=== GIVEN INFORMATION ===
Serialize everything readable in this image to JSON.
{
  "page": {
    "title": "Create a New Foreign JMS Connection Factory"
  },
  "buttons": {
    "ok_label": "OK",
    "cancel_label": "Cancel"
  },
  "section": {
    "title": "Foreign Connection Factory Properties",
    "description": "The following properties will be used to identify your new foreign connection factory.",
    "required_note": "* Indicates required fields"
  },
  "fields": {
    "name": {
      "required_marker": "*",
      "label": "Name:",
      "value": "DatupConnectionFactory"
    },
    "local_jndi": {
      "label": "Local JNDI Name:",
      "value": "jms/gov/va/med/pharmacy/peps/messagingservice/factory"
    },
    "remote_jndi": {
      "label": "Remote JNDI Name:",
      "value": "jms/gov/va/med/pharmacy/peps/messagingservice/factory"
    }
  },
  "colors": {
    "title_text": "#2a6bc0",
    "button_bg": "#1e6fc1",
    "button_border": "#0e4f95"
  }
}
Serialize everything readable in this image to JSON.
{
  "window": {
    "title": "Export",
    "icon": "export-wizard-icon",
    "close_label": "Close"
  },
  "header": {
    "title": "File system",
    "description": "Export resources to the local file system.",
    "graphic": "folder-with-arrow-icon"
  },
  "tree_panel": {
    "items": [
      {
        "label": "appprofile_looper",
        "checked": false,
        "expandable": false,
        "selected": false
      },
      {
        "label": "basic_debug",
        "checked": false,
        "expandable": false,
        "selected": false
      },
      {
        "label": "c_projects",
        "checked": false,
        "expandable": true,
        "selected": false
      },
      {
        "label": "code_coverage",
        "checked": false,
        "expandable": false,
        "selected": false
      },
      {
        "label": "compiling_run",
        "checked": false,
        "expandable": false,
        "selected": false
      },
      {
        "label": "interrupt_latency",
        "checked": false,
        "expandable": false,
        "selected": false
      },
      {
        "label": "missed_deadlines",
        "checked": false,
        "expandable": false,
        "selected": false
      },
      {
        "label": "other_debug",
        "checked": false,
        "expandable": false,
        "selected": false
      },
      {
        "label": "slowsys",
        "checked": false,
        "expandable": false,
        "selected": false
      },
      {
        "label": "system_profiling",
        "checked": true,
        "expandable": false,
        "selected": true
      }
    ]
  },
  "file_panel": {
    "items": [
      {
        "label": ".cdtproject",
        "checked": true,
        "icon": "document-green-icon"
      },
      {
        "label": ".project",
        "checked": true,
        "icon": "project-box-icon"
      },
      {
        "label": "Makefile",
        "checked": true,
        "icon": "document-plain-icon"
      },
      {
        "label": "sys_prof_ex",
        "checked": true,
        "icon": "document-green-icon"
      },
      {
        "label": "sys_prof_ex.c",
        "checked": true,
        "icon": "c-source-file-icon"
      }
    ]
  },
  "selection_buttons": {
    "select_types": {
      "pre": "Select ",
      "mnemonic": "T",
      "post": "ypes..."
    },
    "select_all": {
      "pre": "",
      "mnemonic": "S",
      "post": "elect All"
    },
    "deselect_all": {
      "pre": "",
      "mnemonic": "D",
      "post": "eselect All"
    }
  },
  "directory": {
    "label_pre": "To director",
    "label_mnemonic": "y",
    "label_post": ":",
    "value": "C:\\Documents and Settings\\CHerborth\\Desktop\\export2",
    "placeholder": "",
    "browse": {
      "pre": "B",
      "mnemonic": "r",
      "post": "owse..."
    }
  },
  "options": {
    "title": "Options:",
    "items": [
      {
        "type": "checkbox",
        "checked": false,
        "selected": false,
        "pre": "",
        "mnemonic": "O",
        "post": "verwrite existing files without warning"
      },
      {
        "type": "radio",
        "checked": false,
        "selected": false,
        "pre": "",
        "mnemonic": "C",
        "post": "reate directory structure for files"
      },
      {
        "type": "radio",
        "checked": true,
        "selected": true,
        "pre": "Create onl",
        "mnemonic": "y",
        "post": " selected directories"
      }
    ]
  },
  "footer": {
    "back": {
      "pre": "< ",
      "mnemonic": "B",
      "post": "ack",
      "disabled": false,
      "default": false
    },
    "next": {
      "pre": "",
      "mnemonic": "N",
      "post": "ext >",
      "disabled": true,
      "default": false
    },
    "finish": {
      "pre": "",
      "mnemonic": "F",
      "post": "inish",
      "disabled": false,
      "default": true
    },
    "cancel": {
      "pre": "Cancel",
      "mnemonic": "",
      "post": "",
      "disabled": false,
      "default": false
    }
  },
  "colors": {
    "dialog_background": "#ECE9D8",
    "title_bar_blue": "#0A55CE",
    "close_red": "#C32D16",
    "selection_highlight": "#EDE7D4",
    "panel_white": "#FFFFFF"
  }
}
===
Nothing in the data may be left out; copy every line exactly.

Serialize everything readable in this image to JSON.
{
  "page": {
    "title": "Create a New Foreign JMS Connection Factory"
  },
  "buttons": {
    "ok_label": "OK",
    "cancel_label": "Cancel"
  },
  "section": {
    "title": "Foreign Connection Factory Properties",
    "description": "The following properties will be used to identify your new foreign connection factory.",
    "required_note": "* Indicates required fields"
  },
  "fields": {
    "name": {
      "required_marker": "*",
      "label": "Name:",
      "value": "DatupConnectionFactory"
    },
    "local_jndi": {
      "label": "Local JNDI Name:",
      "value": "jms/gov/va/med/pharmacy/peps/messagingservice/factory"
    },
    "remote_jndi": {
      "label": "Remote JNDI Name:",
      "value": "jms/gov/va/med/pharmacy/peps/messagingservice/factory"
    }
  },
  "colors": {
    "title_text": "#2a6bc0",
    "button_bg": "#1e6fc1",
    "button_border": "#0e4f95"
  }
}
Serialize everything readable in this image to JSON.
{
  "window": {
    "title": "Export",
    "icon": "export-wizard-icon",
    "close_label": "Close"
  },
  "header": {
    "title": "File system",
    "description": "Export resources to the local file system.",
    "graphic": "folder-with-arrow-icon"
  },
  "tree_panel": {
    "items": [
      {
        "label": "appprofile_looper",
        "checked": false,
        "expandable": false,
        "selected": false
      },
      {
        "label": "basic_debug",
        "checked": false,
        "expandable": false,
        "selected": false
      },
      {
        "label": "c_projects",
        "checked": false,
        "expandable": true,
        "selected": false
      },
      {
        "label": "code_coverage",
        "checked": false,
        "expandable": false,
        "selected": false
      },
      {
        "label": "compiling_run",
        "checked": false,
        "expandable": false,
        "selected": false
      },
      {
        "label": "interrupt_latency",
        "checked": false,
        "expandable": false,
        "selected": false
      },
      {
        "label": "missed_deadlines",
        "checked": false,
        "expandable": false,
        "selected": false
      },
      {
        "label": "other_debug",
        "checked": false,
        "expandable": false,
        "selected": false
      },
      {
        "label": "slowsys",
        "checked": false,
        "expandable": false,
        "selected": false
      },
      {
        "label": "system_profiling",
        "checked": true,
        "expandable": false,
        "selected": true
      }
    ]
  },
  "file_panel": {
    "items": [
      {
        "label": ".cdtproject",
        "checked": true,
        "icon": "document-green-icon"
      },
      {
        "label": ".project",
        "checked": true,
        "icon": "project-box-icon"
      },
      {
        "label": "Makefile",
        "checked": true,
        "icon": "document-plain-icon"
      },
      {
        "label": "sys_prof_ex",
        "checked": true,
        "icon": "document-green-icon"
      },
      {
        "label": "sys_prof_ex.c",
        "checked": true,
        "icon": "c-source-file-icon"
      }
    ]
  },
  "selection_buttons": {
    "select_types": {
      "pre": "Select ",
      "mnemonic": "T",
      "post": "ypes..."
    },
    "select_all": {
      "pre": "",
      "mnemonic": "S",
      "post": "elect All"
    },
    "deselect_all": {
      "pre": "",
      "mnemonic": "D",
      "post": "eselect All"
    }
  },
  "directory": {
    "label_pre": "To director",
    "label_mnemonic": "y",
    "label_post": ":",
    "value": "C:\\Documents and Settings\\CHerborth\\Desktop\\export2",
    "placeholder": "",
    "browse": {
      "pre": "B",
      "mnemonic": "r",
      "post": "owse..."
    }
  },
  "options": {
    "title": "Options:",
    "items": [
      {
        "type": "checkbox",
        "checked": false,
        "selected": false,
        "pre": "",
        "mnemonic": "O",
        "post": "verwrite existing files without warning"
      },
      {
        "type": "radio",
        "checked": false,
        "selected": false,
        "pre": "",
        "mnemonic": "C",
        "post": "reate directory structure for files"
      },
      {
        "type": "radio",
        "checked": true,
        "selected": true,
        "pre": "Create onl",
        "mnemonic": "y",
        "post": " selected directories"
      }
    ]
  },
  "footer": {
    "back": {
      "pre": "< ",
      "mnemonic": "B",
      "post": "ack",
      "disabled": false,
      "default": false
    },
    "next": {
      "pre": "",
      "mnemonic": "N",
      "post": "ext >",
      "disabled": true,
      "default": false
    },
    "finish": {
      "pre": "",
      "mnemonic": "F",
      "post": "inish",
      "disabled": false,
      "default": true
    },
    "cancel": {
      "pre": "Cancel",
      "mnemonic": "",
      "post": "",
      "disabled": false,
      "default": false
    }
  },
  "colors": {
    "dialog_background": "#ECE9D8",
    "title_bar_blue": "#0A55CE",
    "close_red": "#C32D16",
    "selection_highlight": "#EDE7D4",
    "panel_white": "#FFFFFF"
  }
}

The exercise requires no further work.